Backyard Poultry

4- to 5-Week-Old Baby Chicks

Starting a Flock : Chick Nutrition

Starting a Flock : Caring for Chicks

Patrick Biggs, Ph.D.

Nutritionist, Companion Animal Technical Solutions

Baby chicks grow quickly and reach the beginning of adolescence around weeks 4 and 5. At this time, you can begin telling the chicken’s gender, adult feathers begin growing in and the chicken pecking order begins to form. Continue feeding the same Purina® complete starter-grower feed you started your chicks on.

Your baby chicks are growing up – and growing Flock Strong®. You started them strong in week 1 and kept the growing going in weeks 2 and 3. Now it’s time for adolescence!

By weeks four and five, you should notice your chicks’ fluffy appearance slowly disappearing, and their fuzzy down being replaced with feathers of a mature bird. Your chicks are now in the ‘tween’ stage! In chicken years, birds are at the beginning of the teenage stage around 4- to 5-weeks-old.

Soon you will notice several changes that include new primary feathers and a developing pecking order. Soon, your birds will also be referred to differently. Pullet is the term for a teenage female while a young male chicken is called a cockerel.

Here is a checklist for keeping 4-week-old chicks and 5-week-old chicks strong and healthy:

Raising baby chicks, weeks 4 and 5

Watch each chick mature into a pullet and cockerel:

Your chicks’ fluff should slowly disappear as mature feathers grow. Chickens will usually be fully feathered by 5- to 6-weeks of age. Their wattles and combs should also start growing larger and becoming a deeper red.

How to tell if a chick is male or female:

At 5 to 7 weeks, you will be able to distinguish males from females. As compared to pullets, the combs and wattles of males often develop earlier and are usually larger. Females are typically smaller in size than males. If you are still uncertain of gender, you’ll be sure who the males are when you hear them attempting to crow. Click here for our detailed guide on sexing chicks.

Keep chicks in the brooder until week 6:

Chicks are still growing during weeks 4 and 5 and aren’t quite ready to go outside yet, until they are fully feathered. Prevent crowding by ensuring 1–2 square feet per bird. The temperature should now be between 70–75°F to help the chicks get ready to move outside. Your chicks require less heat because they are now larger and can better regulate their body temperature. Prepare the chicken coop, so it’s ready for the birds to move into it around week 6.

Adjust chick feeders and waterers:

Additional chick feeders and waterers may be needed so all chicks can eat and drink at the same time. When evaluating feeders also look at space. Older birds are taller than they were as chicks, so their feeders should be as well.

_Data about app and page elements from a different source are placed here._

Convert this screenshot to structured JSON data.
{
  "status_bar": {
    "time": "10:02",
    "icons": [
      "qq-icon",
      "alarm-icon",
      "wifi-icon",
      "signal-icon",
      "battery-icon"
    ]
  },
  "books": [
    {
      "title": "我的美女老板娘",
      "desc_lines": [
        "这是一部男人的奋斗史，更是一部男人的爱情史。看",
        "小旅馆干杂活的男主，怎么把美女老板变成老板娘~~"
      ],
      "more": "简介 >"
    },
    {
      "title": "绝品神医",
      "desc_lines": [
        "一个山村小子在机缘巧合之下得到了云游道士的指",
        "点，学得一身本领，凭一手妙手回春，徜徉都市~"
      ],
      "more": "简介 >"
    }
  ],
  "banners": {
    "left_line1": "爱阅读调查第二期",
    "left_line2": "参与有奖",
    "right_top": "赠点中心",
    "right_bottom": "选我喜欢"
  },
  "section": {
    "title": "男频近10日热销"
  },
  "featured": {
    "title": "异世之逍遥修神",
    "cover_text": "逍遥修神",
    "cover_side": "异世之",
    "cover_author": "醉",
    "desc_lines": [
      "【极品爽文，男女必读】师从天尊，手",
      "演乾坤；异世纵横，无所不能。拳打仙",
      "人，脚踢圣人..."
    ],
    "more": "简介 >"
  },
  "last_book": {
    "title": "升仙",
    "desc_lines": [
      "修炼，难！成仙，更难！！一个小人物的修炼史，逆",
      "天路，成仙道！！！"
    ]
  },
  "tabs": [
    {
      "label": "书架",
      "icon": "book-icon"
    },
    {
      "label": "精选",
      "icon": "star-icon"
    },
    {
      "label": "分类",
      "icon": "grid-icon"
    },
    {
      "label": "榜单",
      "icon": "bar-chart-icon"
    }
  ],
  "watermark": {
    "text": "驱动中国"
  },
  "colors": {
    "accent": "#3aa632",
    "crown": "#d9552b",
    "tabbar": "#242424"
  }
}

Place a container under the bottom of the feeder to raise the feeders to the height of the bird’s back while standing. This will help keep litter and curious birds out of the feed and water.

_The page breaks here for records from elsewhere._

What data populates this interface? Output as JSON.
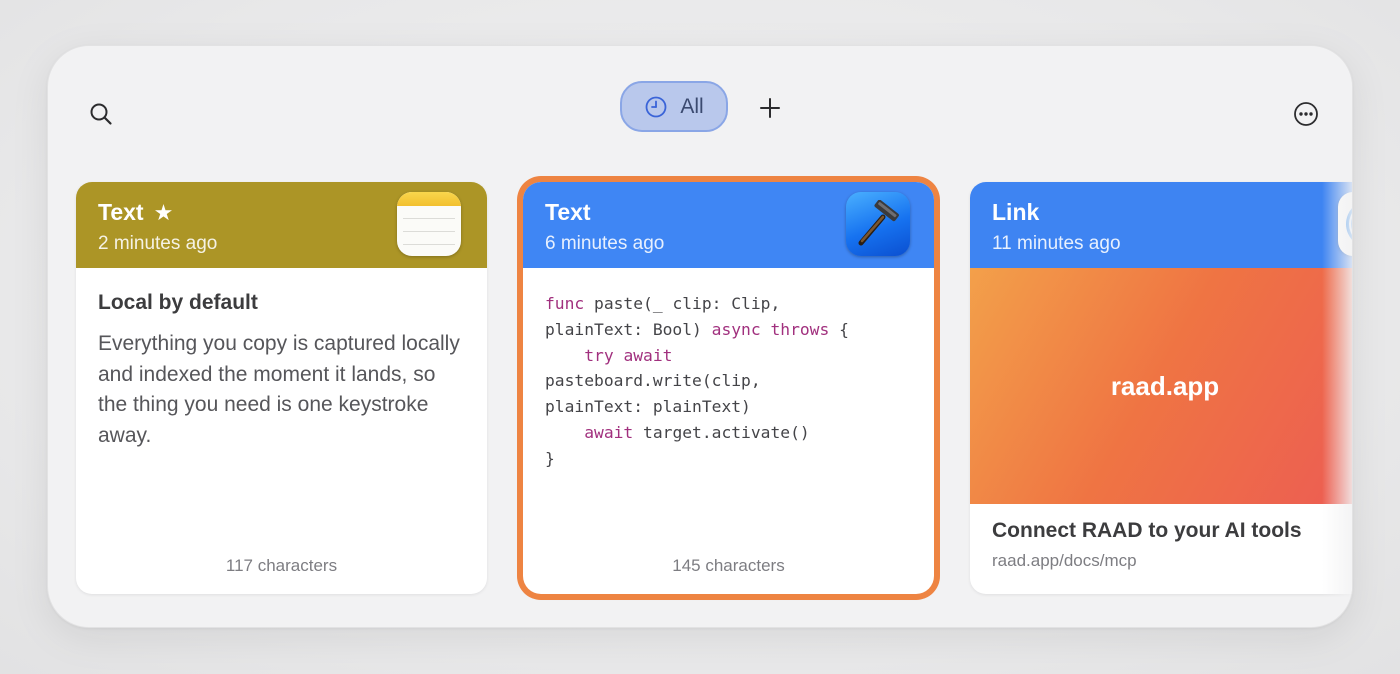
{
  "toolbar": {
    "search_icon": "search-icon",
    "filter_label": "All",
    "filter_icon": "clock-icon",
    "add_icon": "plus-icon",
    "more_icon": "ellipsis-circle-icon"
  },
  "cards": [
    {
      "type_label": "Text",
      "starred": true,
      "star": "★",
      "time": "2 minutes ago",
      "app_icon": "notes-app-icon",
      "header_color": "#ac9526",
      "heading": "Local by default",
      "body": "Everything you copy is captured locally and indexed the moment it lands, so the thing you need is one keystroke away.",
      "footer": "117 characters"
    },
    {
      "type_label": "Text",
      "time": "6 minutes ago",
      "app_icon": "xcode-app-icon",
      "header_color": "#3f86f4",
      "selected": true,
      "selection_color": "#ee8442",
      "code_lines": [
        [
          {
            "t": "func",
            "k": true
          },
          {
            "t": " paste(_ clip: Clip,"
          }
        ],
        [
          {
            "t": "plainText: Bool) "
          },
          {
            "t": "async",
            "k": true
          },
          {
            "t": " "
          },
          {
            "t": "throws",
            "k": true
          },
          {
            "t": " {"
          }
        ],
        [
          {
            "t": "    "
          },
          {
            "t": "try",
            "k": true
          },
          {
            "t": " "
          },
          {
            "t": "await",
            "k": true
          }
        ],
        [
          {
            "t": "pasteboard.write(clip,"
          }
        ],
        [
          {
            "t": "plainText: plainText)"
          }
        ],
        [
          {
            "t": "    "
          },
          {
            "t": "await",
            "k": true
          },
          {
            "t": " target.activate()"
          }
        ],
        [
          {
            "t": "}"
          }
        ]
      ],
      "footer": "145 characters"
    },
    {
      "type_label": "Link",
      "time": "11 minutes ago",
      "app_icon": "safari-app-icon",
      "header_color": "#3e84f2",
      "preview_domain": "raad.app",
      "link_title": "Connect RAAD to your AI tools",
      "link_url": "raad.app/docs/mcp"
    }
  ]
}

Continue feeding a complete Purina® starter-grower feed:

Some chicken raisers ask us how long to feed chick starter or when to switch chicks to a grower feed. With the Purina® Flock Strong® Feeding Program, keep chicks on the same feed from day 1 to week 18. Our starter-grower feeds are formulated to provide the essential nutrients chicks need from day 1 to week 18.

Continue to offer the same complete starter-grower feed you’ve been feeding since day 1. If you started chicks on a medicated feed, it’s important to continue feeding that same medicated feed until birds reach maturity.

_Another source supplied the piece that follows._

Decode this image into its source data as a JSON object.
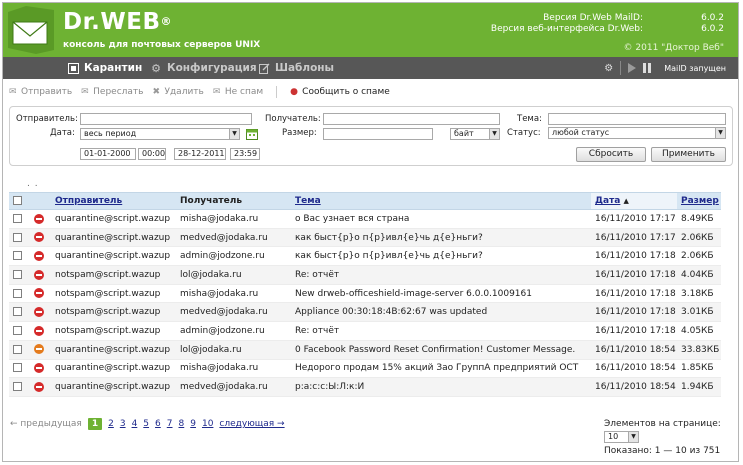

These starter-grower feeds are formulated to provide the unique nutrients your baby chicks need to start strong and stay strong – no need to supplement with any supplements, including grit. Wait until week 18 to introduce any treats to the diet.

Chicken grit, not needed:

If you are feeding your birds a commercially-prepared complete feed (like the feeds listed above), grit is not needed since the ingredients in a complete feed are already ground into small enough pieces that a digestive aid is not necessary. 

Keep an eye on the chicken pecking order:

As chicks mature, they naturally establish a chicken pecking order. This determines each chick’s social position in the flock. The chicken pecking order will decide who eats and drinks first and ultimately who “rules the roost.” Although chicken pecking order establishment is normal, be watchful for excessive pecking in chicks as it may indicate a more serious problem.

Maintain good sanitation practices:

Bigger chicks make bigger messes, so you will need to be more diligent about keeping the brooder clean. Keep a close eye on your chicks for signs of possible health issues. Chicks that are sick may appear lethargic or their feathers will be fluffed out from their body, have diarrhea or be unwilling to eat. Healthy chicks will eat and drink often and actively play as a group.

Your birds should be ready to move to the chicken coop around week 6.

Have questions? Visit our Chick Resource Center for everything you need to start chicks strong.